Records from a data collection:
────────────────

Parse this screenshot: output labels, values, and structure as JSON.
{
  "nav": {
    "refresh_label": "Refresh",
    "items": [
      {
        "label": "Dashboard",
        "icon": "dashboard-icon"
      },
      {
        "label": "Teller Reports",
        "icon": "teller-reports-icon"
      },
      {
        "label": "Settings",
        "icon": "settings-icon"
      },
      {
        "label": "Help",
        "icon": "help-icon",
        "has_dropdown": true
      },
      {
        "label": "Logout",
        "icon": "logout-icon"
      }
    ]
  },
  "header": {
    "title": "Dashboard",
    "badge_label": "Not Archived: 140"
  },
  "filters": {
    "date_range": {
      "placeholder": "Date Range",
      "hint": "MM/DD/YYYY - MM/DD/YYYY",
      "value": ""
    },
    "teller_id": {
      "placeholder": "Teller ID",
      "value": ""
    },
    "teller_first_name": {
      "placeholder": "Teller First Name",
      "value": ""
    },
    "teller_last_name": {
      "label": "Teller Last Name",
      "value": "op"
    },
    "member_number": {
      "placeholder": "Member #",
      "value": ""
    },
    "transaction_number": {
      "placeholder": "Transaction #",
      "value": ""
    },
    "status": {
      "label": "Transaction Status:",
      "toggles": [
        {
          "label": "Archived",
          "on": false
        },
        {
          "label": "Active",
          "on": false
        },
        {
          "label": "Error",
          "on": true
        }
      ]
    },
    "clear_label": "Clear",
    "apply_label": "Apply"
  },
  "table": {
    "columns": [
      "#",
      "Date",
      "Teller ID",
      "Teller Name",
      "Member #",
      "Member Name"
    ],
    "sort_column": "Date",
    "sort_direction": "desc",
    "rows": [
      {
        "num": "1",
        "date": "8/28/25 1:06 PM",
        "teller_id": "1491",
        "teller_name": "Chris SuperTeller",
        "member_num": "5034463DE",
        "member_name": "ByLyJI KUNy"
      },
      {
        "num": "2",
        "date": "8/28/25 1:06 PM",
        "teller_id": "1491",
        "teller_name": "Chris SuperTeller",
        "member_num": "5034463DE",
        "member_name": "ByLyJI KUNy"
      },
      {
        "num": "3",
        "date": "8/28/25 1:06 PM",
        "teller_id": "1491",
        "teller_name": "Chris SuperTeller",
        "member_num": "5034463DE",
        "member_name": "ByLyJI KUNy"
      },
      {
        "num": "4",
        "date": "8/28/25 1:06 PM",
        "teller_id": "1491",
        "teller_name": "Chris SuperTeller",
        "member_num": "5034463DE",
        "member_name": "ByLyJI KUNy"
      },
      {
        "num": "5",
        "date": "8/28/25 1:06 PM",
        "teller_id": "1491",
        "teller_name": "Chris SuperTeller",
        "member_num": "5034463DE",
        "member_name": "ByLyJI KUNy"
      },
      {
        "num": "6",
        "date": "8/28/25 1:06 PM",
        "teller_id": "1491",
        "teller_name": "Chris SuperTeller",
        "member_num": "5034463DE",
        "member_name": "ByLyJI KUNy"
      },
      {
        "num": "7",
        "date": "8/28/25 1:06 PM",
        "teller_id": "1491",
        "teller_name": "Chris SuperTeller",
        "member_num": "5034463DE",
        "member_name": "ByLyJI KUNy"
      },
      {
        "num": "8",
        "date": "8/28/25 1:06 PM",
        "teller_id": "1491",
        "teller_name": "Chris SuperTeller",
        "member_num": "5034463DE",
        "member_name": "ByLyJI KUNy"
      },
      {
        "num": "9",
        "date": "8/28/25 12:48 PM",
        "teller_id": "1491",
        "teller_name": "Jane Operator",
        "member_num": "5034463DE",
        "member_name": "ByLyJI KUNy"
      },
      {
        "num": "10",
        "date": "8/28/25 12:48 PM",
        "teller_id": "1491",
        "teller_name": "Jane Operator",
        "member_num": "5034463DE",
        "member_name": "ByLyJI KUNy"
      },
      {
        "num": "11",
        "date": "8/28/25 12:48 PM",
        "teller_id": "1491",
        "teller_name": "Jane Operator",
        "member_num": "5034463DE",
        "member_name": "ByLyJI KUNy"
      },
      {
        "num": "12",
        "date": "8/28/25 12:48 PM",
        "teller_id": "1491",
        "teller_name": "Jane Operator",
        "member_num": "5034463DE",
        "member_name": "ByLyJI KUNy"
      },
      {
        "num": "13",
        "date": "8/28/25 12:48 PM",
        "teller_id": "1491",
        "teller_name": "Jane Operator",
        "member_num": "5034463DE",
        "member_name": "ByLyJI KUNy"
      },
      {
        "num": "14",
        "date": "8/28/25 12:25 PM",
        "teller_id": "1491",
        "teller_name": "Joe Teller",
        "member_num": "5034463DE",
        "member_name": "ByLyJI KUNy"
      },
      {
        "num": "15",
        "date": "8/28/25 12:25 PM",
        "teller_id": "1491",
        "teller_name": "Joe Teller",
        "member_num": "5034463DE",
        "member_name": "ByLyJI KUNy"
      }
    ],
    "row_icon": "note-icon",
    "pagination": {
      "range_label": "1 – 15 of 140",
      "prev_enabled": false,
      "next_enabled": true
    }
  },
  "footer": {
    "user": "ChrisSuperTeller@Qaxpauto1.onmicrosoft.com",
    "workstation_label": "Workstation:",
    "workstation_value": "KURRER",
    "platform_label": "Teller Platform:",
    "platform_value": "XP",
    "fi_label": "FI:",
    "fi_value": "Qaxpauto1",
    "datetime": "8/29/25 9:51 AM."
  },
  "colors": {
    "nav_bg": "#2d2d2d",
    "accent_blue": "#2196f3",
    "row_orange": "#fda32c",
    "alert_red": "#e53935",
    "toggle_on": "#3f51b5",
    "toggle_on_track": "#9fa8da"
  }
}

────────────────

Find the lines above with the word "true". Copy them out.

Task response:
        "has_dropdown": true
          "on": true
      "next_enabled": true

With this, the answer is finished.